> _Instructions to follow_
Where a line in the records below contains the string "JSON", tally it; give only the final number.

===== Available records

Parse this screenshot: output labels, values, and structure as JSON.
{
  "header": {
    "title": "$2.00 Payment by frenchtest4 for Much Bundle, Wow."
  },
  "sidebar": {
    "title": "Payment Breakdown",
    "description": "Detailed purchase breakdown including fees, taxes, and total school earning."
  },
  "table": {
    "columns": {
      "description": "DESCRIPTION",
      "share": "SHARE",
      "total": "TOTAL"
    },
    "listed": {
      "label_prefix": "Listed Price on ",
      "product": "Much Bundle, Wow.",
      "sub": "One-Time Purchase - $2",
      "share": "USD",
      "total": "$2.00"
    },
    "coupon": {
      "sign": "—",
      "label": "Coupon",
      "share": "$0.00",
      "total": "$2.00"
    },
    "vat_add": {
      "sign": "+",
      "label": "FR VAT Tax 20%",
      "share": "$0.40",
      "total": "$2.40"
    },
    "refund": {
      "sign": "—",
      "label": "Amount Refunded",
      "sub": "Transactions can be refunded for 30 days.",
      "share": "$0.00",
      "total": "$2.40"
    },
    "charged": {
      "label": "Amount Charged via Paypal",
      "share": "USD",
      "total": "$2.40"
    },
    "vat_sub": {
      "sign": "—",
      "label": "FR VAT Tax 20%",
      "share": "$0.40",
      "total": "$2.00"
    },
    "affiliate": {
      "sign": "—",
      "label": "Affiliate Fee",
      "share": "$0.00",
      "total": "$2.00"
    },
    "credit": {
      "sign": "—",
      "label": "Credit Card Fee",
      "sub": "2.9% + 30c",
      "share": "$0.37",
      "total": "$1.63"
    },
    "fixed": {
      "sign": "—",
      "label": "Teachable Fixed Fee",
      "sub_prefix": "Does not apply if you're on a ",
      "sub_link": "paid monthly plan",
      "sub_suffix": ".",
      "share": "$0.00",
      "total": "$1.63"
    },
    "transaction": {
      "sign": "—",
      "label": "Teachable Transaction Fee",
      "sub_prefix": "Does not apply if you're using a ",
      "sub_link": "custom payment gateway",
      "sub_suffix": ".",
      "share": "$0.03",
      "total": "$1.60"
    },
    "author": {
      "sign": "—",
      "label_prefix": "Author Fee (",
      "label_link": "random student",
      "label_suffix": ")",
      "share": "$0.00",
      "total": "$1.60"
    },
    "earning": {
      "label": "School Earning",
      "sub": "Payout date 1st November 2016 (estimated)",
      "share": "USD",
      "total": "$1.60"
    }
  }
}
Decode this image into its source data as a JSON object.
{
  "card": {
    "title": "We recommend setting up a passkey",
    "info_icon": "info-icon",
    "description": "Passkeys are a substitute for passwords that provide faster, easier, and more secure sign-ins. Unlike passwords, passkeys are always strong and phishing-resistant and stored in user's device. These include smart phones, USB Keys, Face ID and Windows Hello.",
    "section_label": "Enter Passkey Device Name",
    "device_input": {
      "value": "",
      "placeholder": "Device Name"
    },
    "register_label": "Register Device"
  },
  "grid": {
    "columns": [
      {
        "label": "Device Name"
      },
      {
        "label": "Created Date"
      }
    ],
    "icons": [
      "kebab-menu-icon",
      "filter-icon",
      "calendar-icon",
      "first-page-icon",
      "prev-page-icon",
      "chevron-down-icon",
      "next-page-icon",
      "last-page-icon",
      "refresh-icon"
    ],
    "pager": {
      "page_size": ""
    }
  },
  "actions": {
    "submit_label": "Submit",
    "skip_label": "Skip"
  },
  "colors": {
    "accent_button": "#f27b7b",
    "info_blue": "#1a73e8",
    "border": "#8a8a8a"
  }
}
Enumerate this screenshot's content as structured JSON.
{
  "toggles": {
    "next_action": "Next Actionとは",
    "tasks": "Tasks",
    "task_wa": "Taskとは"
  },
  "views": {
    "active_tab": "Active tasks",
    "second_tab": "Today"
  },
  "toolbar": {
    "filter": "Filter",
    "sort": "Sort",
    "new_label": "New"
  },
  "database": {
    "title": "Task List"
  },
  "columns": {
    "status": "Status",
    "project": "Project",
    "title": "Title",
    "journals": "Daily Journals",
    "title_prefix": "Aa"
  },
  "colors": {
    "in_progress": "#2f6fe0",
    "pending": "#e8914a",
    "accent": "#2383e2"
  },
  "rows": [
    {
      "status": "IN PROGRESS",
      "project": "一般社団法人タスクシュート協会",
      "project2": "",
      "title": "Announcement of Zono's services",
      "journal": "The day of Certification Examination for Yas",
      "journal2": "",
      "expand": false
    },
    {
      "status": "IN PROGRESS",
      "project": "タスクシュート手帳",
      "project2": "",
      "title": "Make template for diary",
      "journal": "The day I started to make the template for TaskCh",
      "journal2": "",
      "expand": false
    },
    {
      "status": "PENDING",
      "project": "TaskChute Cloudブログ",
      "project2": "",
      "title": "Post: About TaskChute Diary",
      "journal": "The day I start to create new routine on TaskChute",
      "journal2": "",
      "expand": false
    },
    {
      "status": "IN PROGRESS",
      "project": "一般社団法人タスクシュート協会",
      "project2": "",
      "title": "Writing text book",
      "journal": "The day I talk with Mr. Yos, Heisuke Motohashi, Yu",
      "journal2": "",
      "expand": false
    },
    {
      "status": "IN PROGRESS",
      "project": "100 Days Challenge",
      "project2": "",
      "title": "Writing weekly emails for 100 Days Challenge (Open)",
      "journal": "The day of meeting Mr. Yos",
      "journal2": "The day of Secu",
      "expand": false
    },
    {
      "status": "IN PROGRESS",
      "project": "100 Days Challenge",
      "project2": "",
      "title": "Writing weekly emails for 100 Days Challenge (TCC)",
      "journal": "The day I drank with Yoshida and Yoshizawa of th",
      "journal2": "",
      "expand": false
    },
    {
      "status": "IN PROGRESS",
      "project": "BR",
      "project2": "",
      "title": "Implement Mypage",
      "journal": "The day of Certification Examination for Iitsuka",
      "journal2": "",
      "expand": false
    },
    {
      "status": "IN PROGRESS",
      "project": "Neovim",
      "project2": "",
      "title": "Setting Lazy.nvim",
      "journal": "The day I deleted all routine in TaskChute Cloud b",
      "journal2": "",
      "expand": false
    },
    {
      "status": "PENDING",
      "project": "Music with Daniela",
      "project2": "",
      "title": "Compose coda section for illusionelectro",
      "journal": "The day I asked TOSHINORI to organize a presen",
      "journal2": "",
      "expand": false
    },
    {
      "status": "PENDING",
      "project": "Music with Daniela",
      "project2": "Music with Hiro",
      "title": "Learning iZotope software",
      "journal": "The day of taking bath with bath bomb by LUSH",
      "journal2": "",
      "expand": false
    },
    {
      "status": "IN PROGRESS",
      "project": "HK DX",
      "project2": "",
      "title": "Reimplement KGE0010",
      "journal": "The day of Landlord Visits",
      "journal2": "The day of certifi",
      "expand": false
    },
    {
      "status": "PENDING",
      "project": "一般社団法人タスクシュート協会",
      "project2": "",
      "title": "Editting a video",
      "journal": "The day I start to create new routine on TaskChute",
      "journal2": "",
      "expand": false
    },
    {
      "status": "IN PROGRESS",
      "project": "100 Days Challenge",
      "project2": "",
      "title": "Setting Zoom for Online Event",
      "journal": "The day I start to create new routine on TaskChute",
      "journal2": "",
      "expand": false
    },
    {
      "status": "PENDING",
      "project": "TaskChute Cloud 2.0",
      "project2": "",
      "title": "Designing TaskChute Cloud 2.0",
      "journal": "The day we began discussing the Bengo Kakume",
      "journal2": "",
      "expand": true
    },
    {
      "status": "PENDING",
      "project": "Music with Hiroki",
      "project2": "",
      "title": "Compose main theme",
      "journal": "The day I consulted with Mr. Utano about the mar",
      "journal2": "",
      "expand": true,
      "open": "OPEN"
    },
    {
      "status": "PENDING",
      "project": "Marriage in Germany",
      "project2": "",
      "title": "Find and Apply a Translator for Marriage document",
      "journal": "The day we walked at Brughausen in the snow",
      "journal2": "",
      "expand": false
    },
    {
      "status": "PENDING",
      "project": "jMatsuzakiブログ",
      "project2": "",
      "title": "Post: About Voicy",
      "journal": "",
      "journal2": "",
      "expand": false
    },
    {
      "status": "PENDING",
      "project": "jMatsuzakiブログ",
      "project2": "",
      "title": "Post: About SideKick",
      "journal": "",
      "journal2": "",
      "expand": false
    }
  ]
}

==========

> _Task solution_
3